Brother to Brother, which won a Sundance Special Jury Prize in 2004, is a surprise guest under the public-television Independent Lens umbrella, where we usually find documentaries. But it is more than welcome, full of generous quotations and ancestor worship—a memory book, a bildungsroman, and practically a palimpsest, with the past written over but not at all erased, still signifying. It belongs between Albert Murray’s autobiographical Scooter novels, which followed a member of the Talented Tenth from Alabama who made comrades of Ralph Ellison and Romare Bearden, and Tongues Untied, the Marlon Riggs collage of skits, rap, camp, memoir, newsreel footage, and music video about being male, black, gay, HIV-positive, and doubly disdained—by straight black activists with no time for gays, and by a gay white subculture with no time for “race problems.”
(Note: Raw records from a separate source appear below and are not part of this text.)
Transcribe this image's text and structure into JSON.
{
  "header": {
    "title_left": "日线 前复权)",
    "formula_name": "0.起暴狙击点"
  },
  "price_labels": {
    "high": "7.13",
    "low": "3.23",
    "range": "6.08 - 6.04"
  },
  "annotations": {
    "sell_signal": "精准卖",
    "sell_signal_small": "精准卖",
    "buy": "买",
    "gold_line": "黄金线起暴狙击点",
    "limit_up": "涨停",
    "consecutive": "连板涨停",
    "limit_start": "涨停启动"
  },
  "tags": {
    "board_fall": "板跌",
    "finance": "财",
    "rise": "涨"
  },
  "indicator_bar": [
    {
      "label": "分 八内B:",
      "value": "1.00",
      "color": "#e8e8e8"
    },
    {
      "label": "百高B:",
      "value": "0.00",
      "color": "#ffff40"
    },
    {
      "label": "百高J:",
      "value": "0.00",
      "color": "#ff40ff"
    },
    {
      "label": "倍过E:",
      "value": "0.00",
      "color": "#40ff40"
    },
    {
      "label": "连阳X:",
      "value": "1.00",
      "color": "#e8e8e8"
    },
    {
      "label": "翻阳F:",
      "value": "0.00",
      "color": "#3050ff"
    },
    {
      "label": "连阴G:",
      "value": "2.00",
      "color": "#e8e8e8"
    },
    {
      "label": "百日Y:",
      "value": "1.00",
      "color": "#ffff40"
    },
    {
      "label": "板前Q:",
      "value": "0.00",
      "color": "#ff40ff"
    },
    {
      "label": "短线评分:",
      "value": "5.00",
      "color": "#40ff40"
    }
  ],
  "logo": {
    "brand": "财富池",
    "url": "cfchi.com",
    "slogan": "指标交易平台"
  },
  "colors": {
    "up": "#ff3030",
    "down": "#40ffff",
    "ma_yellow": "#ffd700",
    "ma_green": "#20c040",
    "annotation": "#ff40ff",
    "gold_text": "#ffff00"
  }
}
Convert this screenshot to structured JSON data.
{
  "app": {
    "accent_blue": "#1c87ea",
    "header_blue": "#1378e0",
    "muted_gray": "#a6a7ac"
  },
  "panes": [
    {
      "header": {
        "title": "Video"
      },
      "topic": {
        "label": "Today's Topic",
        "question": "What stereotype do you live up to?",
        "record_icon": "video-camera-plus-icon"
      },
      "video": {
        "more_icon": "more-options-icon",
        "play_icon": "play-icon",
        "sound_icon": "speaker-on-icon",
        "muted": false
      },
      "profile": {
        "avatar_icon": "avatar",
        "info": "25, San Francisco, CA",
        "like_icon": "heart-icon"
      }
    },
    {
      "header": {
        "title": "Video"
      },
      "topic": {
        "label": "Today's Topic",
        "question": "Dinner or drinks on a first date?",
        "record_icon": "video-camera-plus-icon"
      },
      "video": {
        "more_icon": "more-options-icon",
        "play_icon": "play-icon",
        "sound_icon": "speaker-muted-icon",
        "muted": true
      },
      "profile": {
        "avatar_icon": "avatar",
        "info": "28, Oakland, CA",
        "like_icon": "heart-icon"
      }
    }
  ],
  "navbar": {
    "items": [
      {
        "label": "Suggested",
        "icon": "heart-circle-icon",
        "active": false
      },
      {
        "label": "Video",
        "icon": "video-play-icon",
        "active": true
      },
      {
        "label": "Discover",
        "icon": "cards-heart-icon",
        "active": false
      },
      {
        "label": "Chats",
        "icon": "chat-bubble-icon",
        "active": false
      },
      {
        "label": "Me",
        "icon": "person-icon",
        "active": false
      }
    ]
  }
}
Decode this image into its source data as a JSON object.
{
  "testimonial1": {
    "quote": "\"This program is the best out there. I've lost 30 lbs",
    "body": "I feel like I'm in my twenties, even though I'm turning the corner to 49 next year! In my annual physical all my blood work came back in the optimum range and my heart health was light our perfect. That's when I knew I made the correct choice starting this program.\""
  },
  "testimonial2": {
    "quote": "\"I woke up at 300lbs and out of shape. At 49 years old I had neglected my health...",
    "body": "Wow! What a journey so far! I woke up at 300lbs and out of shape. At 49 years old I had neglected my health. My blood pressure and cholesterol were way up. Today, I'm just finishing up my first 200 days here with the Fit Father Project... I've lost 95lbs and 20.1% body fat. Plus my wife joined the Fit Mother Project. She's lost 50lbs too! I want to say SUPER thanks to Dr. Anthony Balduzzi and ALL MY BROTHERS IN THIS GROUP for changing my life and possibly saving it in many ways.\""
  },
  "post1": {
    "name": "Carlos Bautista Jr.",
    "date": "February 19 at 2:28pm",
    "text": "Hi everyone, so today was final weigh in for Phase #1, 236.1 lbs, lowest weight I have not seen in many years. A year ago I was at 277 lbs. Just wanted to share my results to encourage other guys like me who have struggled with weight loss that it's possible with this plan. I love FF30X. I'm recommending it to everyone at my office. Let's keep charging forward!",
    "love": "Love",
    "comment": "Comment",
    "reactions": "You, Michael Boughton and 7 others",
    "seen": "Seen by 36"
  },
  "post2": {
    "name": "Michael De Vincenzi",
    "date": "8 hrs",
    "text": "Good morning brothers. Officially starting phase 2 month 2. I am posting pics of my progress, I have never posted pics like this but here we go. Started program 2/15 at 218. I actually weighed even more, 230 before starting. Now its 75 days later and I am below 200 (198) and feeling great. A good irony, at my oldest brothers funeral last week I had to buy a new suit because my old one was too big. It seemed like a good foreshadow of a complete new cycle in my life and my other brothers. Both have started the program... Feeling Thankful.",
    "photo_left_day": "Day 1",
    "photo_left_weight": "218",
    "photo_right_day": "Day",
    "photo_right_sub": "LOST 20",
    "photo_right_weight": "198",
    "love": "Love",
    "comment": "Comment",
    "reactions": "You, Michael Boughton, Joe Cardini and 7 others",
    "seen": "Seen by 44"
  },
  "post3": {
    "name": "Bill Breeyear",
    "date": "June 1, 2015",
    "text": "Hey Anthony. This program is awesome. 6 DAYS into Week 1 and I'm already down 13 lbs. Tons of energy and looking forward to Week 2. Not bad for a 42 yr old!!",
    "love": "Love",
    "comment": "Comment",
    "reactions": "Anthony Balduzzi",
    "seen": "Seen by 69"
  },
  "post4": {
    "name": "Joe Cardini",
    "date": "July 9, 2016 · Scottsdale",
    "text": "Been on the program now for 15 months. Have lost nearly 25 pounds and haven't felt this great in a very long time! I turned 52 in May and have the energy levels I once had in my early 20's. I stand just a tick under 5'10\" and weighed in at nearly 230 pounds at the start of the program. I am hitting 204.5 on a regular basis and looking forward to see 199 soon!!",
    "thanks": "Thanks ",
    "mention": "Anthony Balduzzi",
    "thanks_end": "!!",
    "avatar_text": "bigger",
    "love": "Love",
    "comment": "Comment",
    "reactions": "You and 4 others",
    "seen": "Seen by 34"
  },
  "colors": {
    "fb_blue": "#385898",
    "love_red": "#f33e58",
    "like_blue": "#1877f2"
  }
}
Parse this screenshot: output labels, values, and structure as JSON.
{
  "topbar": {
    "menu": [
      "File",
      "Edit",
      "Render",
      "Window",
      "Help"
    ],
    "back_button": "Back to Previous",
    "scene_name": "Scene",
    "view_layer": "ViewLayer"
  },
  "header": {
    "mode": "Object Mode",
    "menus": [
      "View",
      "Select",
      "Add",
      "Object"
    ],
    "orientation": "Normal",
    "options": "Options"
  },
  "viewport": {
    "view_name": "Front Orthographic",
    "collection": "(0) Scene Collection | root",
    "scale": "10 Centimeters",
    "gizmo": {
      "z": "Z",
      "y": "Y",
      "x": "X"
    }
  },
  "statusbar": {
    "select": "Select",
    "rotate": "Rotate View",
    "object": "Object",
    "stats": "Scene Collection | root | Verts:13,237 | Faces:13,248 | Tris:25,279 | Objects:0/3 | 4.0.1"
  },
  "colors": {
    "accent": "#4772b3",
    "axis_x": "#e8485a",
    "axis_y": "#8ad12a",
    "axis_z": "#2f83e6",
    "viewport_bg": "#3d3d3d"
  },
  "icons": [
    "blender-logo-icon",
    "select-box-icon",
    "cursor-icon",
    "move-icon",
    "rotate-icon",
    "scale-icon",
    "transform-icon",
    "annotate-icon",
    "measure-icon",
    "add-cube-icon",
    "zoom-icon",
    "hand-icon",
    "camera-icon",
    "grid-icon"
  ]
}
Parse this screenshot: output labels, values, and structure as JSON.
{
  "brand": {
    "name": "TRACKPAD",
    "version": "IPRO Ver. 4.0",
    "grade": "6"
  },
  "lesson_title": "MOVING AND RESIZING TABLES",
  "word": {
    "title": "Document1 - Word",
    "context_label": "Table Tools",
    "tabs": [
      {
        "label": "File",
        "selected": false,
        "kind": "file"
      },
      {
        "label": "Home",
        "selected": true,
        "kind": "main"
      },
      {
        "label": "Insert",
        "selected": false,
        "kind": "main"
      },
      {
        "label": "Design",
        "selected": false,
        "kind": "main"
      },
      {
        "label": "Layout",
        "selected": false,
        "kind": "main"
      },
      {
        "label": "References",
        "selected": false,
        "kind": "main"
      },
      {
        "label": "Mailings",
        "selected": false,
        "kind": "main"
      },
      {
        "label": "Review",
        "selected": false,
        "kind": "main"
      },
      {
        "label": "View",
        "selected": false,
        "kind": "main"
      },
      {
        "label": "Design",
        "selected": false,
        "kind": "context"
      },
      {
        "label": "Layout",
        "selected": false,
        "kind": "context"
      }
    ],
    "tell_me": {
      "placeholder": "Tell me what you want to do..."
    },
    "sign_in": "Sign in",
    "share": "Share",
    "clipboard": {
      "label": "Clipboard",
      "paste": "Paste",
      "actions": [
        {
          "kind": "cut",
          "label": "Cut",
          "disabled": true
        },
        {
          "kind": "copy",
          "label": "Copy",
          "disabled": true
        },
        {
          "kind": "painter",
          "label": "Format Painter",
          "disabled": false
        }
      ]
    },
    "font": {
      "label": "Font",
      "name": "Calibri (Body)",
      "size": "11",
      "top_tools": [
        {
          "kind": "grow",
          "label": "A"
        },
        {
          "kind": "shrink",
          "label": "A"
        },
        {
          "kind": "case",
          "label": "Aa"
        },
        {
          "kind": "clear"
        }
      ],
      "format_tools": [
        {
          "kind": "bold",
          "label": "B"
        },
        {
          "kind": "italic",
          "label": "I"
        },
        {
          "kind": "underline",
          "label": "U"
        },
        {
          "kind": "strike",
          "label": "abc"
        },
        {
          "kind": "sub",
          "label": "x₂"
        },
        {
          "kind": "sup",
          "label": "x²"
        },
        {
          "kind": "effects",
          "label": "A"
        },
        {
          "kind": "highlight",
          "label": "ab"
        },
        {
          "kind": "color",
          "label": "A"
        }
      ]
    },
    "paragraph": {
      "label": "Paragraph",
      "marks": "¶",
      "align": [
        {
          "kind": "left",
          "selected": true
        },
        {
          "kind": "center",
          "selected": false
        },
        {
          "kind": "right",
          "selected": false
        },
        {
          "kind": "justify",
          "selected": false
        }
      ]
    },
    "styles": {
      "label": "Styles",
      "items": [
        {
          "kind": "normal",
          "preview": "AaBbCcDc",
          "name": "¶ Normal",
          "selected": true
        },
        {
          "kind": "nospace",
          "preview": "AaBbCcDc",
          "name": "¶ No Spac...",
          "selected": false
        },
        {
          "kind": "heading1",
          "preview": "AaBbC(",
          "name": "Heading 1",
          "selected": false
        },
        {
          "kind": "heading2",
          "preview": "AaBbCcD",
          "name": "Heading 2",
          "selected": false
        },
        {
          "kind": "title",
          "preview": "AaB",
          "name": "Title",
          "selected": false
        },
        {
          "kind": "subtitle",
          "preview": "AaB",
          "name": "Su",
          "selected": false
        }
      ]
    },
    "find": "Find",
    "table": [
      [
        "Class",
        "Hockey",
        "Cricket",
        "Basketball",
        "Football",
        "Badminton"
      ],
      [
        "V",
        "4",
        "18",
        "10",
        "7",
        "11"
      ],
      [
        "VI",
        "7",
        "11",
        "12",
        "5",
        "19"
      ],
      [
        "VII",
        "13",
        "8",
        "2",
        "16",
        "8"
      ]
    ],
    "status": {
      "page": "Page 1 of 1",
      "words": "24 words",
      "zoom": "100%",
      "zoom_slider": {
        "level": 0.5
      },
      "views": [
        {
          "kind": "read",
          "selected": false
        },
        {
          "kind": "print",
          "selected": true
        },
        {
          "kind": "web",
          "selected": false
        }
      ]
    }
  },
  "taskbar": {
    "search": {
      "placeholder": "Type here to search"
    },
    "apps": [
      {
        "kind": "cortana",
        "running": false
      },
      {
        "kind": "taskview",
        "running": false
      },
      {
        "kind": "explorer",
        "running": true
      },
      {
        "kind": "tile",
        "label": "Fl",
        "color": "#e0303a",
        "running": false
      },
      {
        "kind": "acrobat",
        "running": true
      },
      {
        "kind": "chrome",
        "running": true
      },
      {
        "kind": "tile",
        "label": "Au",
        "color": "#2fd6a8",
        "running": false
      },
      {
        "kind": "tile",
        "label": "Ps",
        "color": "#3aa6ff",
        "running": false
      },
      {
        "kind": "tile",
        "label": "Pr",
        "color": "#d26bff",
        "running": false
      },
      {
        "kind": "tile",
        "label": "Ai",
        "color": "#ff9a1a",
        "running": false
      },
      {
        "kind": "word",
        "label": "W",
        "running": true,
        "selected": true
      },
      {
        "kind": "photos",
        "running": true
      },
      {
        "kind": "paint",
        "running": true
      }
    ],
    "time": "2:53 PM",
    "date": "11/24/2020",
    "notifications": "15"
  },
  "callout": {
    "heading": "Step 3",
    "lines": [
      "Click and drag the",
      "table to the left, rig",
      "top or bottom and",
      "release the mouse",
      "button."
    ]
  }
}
How cautionary it is even to remember Tongues Untied. Back in 1990, it was a pipsqueak issue in the Culture Wars between Pat Buchanan and common sense. Today, while a bluesy thank-you note like Brother to Brother can slip through at the Corporation for Public Broadcasting, the far rawer Tongues Untied would have as much chance of showing up on regressive American television as would a telethon for Al Qaeda or, even worse, Planned Parenthood.
In case you need an actual documentary, dozens of good ones are on their summer way. FX cable launches an ambitious series by Morgan Spurlock called 30 Days: The first (June 15; 10 to 11 P.M.) goes to Ohio to try to live on minimum wage; while the second (June 22) shows what happens when you take a human growth hormone purported to be “anti-aging.” . . . Same Sex America (June 27; 8 to 9:30 P.M.; Showtime) goes to Massachusetts for the weddings of seven gay and lesbian couples, after which the sky doesn’t fall down nor the earth convulse. . . . Twist of Faith (June 28; 10 to 11:30 P.M.; HBO) examines the damage done by a sexually abusive priest to a teenage boy who trusted him, and also to the Catholic town when this little boy, grown up to be a firefighter, sues the Church. . . . Punk: Attitude (July 9; 10 to 11:30 P.M.; IFC) is for anybody wondering what really happened on the road to Nirvana and everybody who actually misses the Dead Kennedys, the Ramones, the Sex Pistols, and especially the Clash. Chrissie Hynde, I am happy to report, is still very much snarling.